-- Data for review follows --

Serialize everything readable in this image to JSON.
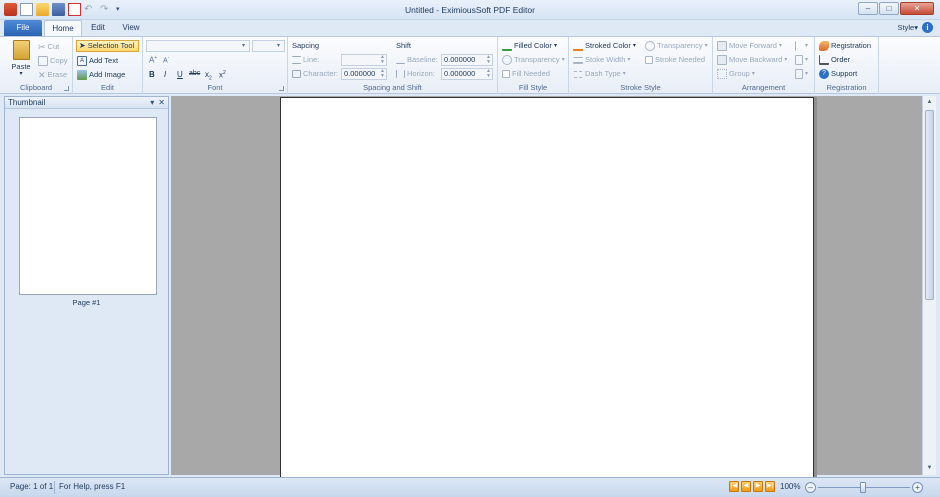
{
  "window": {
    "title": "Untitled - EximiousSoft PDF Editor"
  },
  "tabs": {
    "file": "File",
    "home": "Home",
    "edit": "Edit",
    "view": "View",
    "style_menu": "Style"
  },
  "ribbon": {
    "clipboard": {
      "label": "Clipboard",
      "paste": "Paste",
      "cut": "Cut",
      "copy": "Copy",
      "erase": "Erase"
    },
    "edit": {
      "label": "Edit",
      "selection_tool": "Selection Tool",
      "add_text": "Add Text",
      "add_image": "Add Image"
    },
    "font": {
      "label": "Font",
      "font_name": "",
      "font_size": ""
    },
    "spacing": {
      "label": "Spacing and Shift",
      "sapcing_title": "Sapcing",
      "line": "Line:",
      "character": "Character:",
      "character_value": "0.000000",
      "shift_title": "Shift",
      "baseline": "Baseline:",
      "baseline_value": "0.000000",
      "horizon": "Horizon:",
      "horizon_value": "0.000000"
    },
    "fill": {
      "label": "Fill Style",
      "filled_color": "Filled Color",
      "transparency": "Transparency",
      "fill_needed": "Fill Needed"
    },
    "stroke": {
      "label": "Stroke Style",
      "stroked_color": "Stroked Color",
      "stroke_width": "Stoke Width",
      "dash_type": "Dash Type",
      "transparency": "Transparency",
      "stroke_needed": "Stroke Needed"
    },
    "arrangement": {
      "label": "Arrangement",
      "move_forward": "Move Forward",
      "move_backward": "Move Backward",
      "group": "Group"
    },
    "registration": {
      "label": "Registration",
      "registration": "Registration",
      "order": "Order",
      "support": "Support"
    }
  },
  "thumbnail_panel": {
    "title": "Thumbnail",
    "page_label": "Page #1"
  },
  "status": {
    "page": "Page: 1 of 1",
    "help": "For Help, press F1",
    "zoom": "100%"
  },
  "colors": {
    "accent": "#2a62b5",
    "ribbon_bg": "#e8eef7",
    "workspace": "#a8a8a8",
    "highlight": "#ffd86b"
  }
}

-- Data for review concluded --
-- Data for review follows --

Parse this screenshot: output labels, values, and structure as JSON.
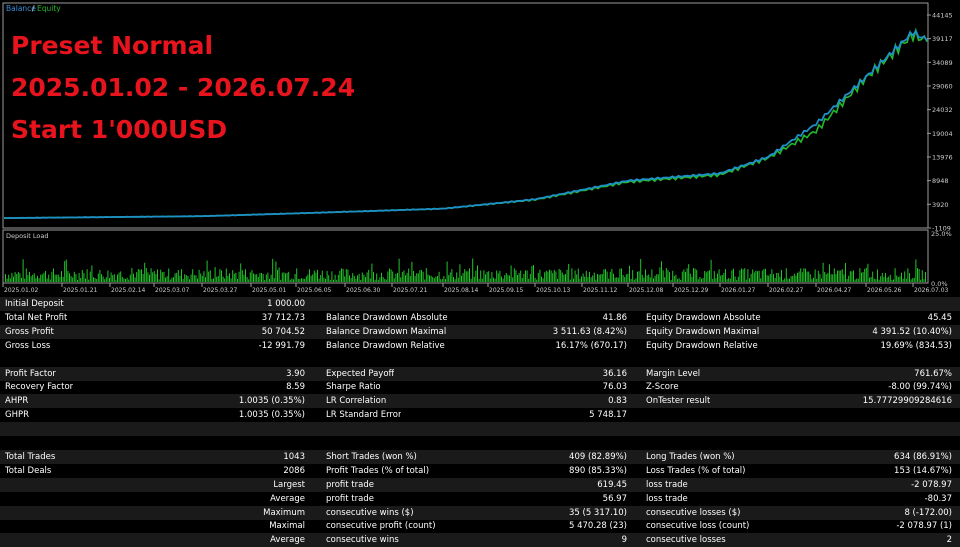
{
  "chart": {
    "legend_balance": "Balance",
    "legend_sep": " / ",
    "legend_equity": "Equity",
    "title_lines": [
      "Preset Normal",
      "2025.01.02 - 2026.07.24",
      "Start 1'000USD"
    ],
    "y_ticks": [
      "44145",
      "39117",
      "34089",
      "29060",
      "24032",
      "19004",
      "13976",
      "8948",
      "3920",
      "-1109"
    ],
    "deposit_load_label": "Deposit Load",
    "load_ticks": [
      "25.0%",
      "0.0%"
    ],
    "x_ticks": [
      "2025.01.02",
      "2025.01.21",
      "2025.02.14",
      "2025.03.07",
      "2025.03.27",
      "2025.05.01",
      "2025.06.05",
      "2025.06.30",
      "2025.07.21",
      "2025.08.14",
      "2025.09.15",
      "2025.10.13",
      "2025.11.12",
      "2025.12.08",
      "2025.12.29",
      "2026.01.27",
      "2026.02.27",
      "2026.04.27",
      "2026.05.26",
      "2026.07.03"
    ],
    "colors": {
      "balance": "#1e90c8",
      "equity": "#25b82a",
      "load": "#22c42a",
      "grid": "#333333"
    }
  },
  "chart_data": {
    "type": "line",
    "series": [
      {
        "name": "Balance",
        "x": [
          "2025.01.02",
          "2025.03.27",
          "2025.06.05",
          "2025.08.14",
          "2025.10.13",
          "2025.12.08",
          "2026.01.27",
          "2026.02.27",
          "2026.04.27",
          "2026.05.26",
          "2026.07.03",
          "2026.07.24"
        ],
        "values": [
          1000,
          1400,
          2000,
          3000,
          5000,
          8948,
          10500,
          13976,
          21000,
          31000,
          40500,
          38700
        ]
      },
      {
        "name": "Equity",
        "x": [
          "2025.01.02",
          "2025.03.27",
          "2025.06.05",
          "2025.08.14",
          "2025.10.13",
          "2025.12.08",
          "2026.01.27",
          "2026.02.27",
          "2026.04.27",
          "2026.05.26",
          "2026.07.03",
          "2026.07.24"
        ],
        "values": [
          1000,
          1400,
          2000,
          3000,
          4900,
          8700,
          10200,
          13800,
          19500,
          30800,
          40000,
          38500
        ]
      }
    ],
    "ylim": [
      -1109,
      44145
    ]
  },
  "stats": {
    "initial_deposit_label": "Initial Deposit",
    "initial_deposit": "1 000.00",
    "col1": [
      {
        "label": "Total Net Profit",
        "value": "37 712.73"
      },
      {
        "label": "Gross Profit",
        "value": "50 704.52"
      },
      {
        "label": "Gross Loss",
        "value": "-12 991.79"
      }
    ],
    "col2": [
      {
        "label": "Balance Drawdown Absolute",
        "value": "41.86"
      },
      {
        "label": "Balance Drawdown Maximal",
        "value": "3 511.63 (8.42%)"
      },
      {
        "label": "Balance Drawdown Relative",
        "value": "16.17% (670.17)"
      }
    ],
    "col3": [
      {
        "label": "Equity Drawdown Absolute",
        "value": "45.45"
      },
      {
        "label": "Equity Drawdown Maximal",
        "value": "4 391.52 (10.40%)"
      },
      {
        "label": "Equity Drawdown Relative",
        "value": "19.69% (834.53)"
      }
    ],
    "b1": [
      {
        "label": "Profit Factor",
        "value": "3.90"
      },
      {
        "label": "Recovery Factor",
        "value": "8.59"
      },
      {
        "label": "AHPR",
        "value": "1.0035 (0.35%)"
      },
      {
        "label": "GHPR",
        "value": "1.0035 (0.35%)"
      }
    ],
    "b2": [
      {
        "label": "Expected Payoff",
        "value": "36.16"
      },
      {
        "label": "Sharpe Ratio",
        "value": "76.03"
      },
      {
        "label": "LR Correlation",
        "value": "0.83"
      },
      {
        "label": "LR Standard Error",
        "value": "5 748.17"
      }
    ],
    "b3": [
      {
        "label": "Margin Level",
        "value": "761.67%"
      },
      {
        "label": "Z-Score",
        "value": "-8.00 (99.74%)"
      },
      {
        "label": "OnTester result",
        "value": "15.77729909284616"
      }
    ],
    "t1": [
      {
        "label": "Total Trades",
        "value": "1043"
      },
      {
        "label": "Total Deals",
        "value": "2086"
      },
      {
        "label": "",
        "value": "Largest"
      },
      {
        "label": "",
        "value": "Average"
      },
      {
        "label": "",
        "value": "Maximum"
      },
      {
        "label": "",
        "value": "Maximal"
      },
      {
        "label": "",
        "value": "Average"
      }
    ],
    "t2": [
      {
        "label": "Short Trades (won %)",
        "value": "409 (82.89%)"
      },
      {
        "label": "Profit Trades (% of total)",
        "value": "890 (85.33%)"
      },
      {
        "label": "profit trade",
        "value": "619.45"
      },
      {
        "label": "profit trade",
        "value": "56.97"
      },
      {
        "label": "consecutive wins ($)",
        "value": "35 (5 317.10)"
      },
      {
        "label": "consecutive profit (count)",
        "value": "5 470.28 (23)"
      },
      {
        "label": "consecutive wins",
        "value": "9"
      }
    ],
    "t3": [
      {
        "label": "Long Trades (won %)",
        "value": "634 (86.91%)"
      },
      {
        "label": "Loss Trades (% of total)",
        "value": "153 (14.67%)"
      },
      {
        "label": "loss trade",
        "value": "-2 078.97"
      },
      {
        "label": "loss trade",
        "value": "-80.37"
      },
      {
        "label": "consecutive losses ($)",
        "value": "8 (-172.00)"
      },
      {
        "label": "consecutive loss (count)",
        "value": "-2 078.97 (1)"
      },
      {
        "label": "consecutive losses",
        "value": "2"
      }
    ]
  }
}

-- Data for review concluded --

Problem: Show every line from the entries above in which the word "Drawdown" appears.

Answer to this problem:
        "label": "Balance Drawdown Absolute",
        "label": "Balance Drawdown Maximal",
        "label": "Balance Drawdown Relative",
        "label": "Equity Drawdown Absolute",
        "label": "Equity Drawdown Maximal",
        "label": "Equity Drawdown Relative",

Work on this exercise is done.